"We should really discuss this in my office," Benton said. "Perhaps we could just ride over there"
"I need to get back to the luncheon," Mark said.
"And I have no intention of going anywhere with you two."
This startled Mark, as well as Benton, judging by the open mouth of the other man.
"I don't intend to be rude," Leanne said a little more quietly, "but I also need to go comfort my mother." She glared at Mark.
He hadn't meant to be insensitive. He wasn't even sure how he'd managed to ruffle her feathers, but she was incensed.

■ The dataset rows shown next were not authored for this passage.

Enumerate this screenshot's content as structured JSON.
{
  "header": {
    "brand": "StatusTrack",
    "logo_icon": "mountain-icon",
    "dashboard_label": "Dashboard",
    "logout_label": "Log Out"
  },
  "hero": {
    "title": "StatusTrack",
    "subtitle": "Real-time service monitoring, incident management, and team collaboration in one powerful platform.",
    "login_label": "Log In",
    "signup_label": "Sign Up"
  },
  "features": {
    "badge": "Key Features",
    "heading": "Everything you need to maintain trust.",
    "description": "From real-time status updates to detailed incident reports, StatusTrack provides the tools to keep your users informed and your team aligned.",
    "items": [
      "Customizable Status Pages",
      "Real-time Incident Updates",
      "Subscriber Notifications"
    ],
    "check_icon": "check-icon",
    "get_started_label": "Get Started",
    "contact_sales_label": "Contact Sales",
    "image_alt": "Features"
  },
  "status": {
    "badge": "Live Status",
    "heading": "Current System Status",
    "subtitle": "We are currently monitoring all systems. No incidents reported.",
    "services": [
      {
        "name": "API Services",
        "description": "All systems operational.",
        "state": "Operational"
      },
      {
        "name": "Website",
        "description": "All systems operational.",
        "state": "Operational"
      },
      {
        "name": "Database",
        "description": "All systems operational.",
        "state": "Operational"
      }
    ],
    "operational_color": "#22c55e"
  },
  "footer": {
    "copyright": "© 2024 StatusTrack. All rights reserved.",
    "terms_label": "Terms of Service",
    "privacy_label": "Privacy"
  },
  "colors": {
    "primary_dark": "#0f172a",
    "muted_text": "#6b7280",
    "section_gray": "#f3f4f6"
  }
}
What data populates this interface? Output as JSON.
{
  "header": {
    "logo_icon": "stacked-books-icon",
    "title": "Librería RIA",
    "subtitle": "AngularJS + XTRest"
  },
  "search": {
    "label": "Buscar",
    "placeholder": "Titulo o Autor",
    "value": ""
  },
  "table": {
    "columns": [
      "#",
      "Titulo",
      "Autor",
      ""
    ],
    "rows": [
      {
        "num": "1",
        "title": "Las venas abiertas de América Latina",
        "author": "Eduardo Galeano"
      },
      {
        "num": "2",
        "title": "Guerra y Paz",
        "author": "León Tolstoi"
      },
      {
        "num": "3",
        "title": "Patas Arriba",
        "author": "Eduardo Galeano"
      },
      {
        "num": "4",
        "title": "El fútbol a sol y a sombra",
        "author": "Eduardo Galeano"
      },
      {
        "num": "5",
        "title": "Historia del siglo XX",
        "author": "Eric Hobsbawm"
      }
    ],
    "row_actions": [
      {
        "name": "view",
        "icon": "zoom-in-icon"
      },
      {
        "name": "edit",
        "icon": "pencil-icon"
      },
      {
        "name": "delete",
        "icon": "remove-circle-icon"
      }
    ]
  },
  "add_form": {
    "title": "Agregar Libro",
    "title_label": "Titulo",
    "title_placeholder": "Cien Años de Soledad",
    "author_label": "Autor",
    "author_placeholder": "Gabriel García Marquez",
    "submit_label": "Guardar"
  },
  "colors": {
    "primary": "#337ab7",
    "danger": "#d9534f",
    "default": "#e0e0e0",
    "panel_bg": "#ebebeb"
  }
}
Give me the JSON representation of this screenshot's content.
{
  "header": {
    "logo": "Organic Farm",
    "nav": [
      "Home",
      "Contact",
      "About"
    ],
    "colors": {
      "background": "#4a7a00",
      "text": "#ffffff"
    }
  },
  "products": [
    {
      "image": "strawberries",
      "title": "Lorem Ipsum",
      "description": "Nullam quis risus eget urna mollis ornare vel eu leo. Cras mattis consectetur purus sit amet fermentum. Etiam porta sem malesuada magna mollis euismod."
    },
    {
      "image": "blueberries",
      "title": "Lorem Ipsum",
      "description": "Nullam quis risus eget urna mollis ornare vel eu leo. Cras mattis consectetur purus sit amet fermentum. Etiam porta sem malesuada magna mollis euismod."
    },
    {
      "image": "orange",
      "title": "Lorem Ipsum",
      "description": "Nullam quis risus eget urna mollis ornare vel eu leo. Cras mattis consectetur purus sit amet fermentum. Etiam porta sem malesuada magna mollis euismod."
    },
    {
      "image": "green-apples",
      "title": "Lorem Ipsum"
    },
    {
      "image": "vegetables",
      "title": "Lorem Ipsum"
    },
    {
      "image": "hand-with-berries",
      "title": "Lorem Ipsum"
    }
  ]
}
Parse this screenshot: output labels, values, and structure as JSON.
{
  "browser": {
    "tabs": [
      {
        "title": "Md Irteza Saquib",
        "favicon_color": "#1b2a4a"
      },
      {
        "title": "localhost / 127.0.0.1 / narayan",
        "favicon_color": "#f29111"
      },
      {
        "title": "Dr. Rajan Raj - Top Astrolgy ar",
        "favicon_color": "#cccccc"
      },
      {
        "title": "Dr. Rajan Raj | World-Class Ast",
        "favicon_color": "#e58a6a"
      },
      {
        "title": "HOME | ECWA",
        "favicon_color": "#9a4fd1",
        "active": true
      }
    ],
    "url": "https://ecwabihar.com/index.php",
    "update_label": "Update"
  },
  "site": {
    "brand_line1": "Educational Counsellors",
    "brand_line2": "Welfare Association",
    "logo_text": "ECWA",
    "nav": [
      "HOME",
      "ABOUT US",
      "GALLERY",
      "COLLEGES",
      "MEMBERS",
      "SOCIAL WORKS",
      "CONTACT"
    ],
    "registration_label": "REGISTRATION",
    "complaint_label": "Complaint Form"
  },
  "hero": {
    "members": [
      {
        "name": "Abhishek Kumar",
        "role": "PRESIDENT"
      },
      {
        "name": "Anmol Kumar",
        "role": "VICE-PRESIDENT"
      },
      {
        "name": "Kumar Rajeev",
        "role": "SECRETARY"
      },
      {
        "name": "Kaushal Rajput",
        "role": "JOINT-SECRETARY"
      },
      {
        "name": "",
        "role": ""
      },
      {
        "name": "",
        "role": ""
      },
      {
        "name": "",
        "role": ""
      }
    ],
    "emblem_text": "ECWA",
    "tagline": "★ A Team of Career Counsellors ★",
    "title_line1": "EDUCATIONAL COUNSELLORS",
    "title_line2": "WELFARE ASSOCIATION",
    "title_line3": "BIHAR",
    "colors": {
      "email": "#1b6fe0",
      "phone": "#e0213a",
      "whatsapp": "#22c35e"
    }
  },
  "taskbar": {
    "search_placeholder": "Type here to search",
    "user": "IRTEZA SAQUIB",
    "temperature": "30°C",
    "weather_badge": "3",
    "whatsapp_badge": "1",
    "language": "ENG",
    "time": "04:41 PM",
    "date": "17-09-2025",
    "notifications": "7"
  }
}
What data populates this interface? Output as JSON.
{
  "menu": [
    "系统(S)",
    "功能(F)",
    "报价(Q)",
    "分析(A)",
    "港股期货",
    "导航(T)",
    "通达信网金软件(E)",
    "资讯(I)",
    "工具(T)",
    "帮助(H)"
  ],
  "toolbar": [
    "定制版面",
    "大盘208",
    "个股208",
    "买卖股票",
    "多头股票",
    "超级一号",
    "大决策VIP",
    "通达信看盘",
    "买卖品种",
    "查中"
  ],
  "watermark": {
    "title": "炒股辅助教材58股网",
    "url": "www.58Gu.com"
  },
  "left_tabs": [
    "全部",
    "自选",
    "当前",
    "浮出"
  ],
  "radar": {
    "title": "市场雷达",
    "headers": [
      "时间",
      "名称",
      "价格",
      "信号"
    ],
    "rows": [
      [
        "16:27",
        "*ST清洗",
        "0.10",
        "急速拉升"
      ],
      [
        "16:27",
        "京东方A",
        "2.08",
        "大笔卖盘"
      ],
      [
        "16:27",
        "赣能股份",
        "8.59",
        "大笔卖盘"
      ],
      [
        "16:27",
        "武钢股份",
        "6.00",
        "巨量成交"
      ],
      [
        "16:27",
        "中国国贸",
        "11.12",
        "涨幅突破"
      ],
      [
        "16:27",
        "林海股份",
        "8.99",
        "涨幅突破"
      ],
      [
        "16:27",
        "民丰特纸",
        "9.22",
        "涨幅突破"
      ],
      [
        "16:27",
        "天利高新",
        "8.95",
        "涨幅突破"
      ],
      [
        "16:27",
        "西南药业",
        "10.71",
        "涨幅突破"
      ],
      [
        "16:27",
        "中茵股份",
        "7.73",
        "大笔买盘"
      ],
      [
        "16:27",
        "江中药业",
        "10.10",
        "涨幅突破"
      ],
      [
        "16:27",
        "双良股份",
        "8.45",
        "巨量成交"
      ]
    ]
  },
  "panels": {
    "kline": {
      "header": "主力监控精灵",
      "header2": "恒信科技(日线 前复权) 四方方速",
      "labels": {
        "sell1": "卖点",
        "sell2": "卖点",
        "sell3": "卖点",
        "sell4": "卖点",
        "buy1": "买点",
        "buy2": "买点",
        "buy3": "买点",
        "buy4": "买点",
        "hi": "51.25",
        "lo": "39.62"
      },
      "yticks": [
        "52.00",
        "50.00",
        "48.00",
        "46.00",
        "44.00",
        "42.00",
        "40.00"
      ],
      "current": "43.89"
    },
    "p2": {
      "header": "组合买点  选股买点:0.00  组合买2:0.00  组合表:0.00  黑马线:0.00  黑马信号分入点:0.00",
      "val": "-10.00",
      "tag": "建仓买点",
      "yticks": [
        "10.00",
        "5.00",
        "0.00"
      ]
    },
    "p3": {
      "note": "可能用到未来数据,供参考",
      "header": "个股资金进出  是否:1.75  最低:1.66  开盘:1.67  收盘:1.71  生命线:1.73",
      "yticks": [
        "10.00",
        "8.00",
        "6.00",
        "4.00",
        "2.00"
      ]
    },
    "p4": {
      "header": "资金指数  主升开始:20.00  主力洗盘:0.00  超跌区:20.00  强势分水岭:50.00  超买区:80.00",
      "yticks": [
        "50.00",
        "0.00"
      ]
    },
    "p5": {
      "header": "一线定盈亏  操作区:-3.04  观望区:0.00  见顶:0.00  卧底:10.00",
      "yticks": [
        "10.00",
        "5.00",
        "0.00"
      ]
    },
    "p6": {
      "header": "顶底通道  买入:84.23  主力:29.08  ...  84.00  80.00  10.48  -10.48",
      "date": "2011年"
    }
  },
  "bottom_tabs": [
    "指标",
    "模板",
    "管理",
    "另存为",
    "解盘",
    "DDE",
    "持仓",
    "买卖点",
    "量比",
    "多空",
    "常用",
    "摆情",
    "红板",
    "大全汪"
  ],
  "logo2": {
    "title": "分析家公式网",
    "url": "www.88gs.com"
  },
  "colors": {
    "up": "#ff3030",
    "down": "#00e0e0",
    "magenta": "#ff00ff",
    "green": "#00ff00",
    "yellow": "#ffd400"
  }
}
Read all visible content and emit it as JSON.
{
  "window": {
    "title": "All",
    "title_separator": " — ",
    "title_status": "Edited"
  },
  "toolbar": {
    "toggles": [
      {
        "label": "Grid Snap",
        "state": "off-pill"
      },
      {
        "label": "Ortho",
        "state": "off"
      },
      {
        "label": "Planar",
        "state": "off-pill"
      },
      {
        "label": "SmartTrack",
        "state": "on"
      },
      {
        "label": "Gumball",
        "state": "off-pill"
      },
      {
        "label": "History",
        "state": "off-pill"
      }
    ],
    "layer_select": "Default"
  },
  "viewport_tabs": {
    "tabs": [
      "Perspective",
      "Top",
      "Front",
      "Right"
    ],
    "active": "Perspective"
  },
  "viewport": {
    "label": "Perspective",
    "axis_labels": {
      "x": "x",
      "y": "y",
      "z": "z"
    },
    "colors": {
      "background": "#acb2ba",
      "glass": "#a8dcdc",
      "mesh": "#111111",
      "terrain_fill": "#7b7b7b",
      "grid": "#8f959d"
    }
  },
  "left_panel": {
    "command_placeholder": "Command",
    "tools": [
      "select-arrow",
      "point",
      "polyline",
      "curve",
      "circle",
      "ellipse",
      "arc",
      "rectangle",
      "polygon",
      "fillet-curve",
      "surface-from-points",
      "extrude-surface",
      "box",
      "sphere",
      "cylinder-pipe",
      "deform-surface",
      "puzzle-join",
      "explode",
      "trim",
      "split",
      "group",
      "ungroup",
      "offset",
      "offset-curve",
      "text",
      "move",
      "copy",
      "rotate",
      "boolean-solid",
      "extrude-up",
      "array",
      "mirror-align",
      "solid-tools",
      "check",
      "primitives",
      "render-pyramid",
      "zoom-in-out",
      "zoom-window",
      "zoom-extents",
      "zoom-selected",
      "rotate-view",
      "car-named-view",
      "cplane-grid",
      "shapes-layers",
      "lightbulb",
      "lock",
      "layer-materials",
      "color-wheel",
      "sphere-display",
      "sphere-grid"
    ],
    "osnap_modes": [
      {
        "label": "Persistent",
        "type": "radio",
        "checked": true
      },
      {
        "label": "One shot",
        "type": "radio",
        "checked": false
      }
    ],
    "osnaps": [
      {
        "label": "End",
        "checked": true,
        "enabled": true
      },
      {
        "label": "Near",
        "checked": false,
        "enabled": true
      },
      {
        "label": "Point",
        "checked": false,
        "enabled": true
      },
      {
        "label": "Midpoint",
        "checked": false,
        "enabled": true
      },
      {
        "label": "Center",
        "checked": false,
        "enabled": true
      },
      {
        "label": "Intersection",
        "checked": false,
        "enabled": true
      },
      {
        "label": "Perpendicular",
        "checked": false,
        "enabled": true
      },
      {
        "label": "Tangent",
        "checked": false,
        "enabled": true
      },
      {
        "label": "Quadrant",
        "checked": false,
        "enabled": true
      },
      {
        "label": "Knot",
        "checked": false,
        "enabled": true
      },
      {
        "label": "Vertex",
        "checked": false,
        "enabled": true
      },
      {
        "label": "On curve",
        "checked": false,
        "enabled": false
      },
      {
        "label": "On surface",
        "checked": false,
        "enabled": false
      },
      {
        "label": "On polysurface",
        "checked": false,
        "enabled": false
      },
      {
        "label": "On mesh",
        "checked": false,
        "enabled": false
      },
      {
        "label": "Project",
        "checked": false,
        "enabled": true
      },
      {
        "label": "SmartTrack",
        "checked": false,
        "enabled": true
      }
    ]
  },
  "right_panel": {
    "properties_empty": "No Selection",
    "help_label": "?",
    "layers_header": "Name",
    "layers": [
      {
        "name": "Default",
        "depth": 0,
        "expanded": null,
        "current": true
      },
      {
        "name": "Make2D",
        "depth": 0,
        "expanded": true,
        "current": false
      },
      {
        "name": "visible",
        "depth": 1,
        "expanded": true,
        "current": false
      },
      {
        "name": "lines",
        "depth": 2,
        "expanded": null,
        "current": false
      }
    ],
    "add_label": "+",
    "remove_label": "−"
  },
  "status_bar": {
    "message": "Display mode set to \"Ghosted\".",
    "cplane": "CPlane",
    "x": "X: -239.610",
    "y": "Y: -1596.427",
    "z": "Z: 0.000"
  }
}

Her first statement about not going anywhere with them rang truer than this half excuse of comforting her mothereven though the poor woman did need consoling, Mark thought.
"Just give her the highlights," Mark said.
Benton sighed, then nodded. "I suppose as you're the principles involved, I could do that here. I want you to know I did try to dissuade him, Mark." He cleared his throat. "Lionel has set you up in competition against each other."
Mark looked at Leanne. Her furrowed brow told him she shared his confusion. "What competition?"
"There are three tasks you must complete. Whichever of you completes two tasks first, to the satisfaction of the board of directors, wins."
Mark drew a breath. He had a long association with the Lion's manipulation tactics. This wouldn't be good. "Just what do we win?"
Benton straightened. "The winner gets all of Lionel's stock in the Collins Company and thereby his position as CEO."
Mark clenched his jaw. "That bastard."
"Do you mind?" Leanne said. "I really dislike that term."
He blinked, reminded of her presence. When he caught her meaning, he said, "Sorry. I meant, that son of a bitch."
She inclined her head. "Thank you."
He couldn't look away from her. His competition. For CEO. Dear God, he couldn't believe it. He'd been training for that position since his father had died ten years before, training with the Lion himself. Now it could all be snatched away from him at the whim of a controlling old basson of a bitch.
For years, he'd tried to prove himself worthy of the Collins name. He'd thought his position as successor secure, as he was the only Collins left, other than his mother.